Work task :: Each of the following records is to be output exactly.

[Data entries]

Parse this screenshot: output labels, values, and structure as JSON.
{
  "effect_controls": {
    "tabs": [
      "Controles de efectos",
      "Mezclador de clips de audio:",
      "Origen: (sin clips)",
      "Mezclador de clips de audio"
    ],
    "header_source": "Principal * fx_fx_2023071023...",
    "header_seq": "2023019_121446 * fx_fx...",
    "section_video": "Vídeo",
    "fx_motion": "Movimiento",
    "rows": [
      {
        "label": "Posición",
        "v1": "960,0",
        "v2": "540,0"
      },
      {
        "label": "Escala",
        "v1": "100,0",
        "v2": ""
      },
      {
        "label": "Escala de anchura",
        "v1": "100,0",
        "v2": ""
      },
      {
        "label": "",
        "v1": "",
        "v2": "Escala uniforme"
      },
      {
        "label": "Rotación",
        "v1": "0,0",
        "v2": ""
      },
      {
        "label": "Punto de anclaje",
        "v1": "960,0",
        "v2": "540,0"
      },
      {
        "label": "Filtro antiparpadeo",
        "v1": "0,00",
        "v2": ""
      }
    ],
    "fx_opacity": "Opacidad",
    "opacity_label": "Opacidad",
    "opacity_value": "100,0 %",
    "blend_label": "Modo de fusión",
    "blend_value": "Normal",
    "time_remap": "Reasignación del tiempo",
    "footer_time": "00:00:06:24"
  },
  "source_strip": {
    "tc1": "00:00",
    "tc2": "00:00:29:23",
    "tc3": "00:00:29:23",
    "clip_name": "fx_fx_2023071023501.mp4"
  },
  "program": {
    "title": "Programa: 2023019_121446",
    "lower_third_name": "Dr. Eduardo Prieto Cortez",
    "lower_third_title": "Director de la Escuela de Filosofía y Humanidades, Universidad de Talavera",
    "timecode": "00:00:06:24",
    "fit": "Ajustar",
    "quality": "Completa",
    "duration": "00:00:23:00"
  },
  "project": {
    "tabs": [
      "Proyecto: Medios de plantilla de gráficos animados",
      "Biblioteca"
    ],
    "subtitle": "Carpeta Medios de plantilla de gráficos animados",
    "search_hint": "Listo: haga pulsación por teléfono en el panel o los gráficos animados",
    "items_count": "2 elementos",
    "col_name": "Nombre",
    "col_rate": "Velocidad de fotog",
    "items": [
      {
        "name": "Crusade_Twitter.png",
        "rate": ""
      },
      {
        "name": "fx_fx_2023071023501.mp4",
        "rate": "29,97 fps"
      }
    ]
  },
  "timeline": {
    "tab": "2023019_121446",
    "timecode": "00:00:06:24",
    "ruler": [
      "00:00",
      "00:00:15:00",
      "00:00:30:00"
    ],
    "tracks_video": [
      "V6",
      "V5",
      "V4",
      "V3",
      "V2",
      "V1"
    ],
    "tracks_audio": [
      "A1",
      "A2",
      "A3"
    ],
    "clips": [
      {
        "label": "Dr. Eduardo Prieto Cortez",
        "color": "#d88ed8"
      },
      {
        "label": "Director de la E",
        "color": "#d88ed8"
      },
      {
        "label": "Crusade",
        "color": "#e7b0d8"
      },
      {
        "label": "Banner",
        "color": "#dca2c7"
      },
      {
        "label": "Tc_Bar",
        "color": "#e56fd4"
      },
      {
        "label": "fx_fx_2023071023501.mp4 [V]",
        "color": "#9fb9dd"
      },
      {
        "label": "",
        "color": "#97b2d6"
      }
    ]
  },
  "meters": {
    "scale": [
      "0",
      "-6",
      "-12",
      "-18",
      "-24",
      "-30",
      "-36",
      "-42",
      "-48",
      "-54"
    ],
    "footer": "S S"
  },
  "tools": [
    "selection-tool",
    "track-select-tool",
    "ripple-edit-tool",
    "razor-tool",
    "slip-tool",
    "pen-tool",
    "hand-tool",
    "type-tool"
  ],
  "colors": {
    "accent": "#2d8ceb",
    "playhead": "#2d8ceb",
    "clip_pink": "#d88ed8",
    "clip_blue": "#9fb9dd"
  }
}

Exercise solution ::
Parse this screenshot: output labels, values, and structure as JSON.
{
  "effect_controls": {
    "tabs": [
      "Controles de efectos",
      "Mezclador de clips de audio:",
      "Origen: (sin clips)",
      "Mezclador de clips de audio"
    ],
    "header_source": "Principal * fx_fx_2023071023...",
    "header_seq": "2023019_121446 * fx_fx...",
    "section_video": "Vídeo",
    "fx_motion": "Movimiento",
    "rows": [
      {
        "label": "Posición",
        "v1": "960,0",
        "v2": "540,0"
      },
      {
        "label": "Escala",
        "v1": "100,0",
        "v2": ""
      },
      {
        "label": "Escala de anchura",
        "v1": "100,0",
        "v2": ""
      },
      {
        "label": "",
        "v1": "",
        "v2": "Escala uniforme"
      },
      {
        "label": "Rotación",
        "v1": "0,0",
        "v2": ""
      },
      {
        "label": "Punto de anclaje",
        "v1": "960,0",
        "v2": "540,0"
      },
      {
        "label": "Filtro antiparpadeo",
        "v1": "0,00",
        "v2": ""
      }
    ],
    "fx_opacity": "Opacidad",
    "opacity_label": "Opacidad",
    "opacity_value": "100,0 %",
    "blend_label": "Modo de fusión",
    "blend_value": "Normal",
    "time_remap": "Reasignación del tiempo",
    "footer_time": "00:00:06:24"
  },
  "source_strip": {
    "tc1": "00:00",
    "tc2": "00:00:29:23",
    "tc3": "00:00:29:23",
    "clip_name": "fx_fx_2023071023501.mp4"
  },
  "program": {
    "title": "Programa: 2023019_121446",
    "lower_third_name": "Dr. Eduardo Prieto Cortez",
    "lower_third_title": "Director de la Escuela de Filosofía y Humanidades, Universidad de Talavera",
    "timecode": "00:00:06:24",
    "fit": "Ajustar",
    "quality": "Completa",
    "duration": "00:00:23:00"
  },
  "project": {
    "tabs": [
      "Proyecto: Medios de plantilla de gráficos animados",
      "Biblioteca"
    ],
    "subtitle": "Carpeta Medios de plantilla de gráficos animados",
    "search_hint": "Listo: haga pulsación por teléfono en el panel o los gráficos animados",
    "items_count": "2 elementos",
    "col_name": "Nombre",
    "col_rate": "Velocidad de fotog",
    "items": [
      {
        "name": "Crusade_Twitter.png",
        "rate": ""
      },
      {
        "name": "fx_fx_2023071023501.mp4",
        "rate": "29,97 fps"
      }
    ]
  },
  "timeline": {
    "tab": "2023019_121446",
    "timecode": "00:00:06:24",
    "ruler": [
      "00:00",
      "00:00:15:00",
      "00:00:30:00"
    ],
    "tracks_video": [
      "V6",
      "V5",
      "V4",
      "V3",
      "V2",
      "V1"
    ],
    "tracks_audio": [
      "A1",
      "A2",
      "A3"
    ],
    "clips": [
      {
        "label": "Dr. Eduardo Prieto Cortez",
        "color": "#d88ed8"
      },
      {
        "label": "Director de la E",
        "color": "#d88ed8"
      },
      {
        "label": "Crusade",
        "color": "#e7b0d8"
      },
      {
        "label": "Banner",
        "color": "#dca2c7"
      },
      {
        "label": "Tc_Bar",
        "color": "#e56fd4"
      },
      {
        "label": "fx_fx_2023071023501.mp4 [V]",
        "color": "#9fb9dd"
      },
      {
        "label": "",
        "color": "#97b2d6"
      }
    ]
  },
  "meters": {
    "scale": [
      "0",
      "-6",
      "-12",
      "-18",
      "-24",
      "-30",
      "-36",
      "-42",
      "-48",
      "-54"
    ],
    "footer": "S S"
  },
  "tools": [
    "selection-tool",
    "track-select-tool",
    "ripple-edit-tool",
    "razor-tool",
    "slip-tool",
    "pen-tool",
    "hand-tool",
    "type-tool"
  ],
  "colors": {
    "accent": "#2d8ceb",
    "playhead": "#2d8ceb",
    "clip_pink": "#d88ed8",
    "clip_blue": "#9fb9dd"
  }
}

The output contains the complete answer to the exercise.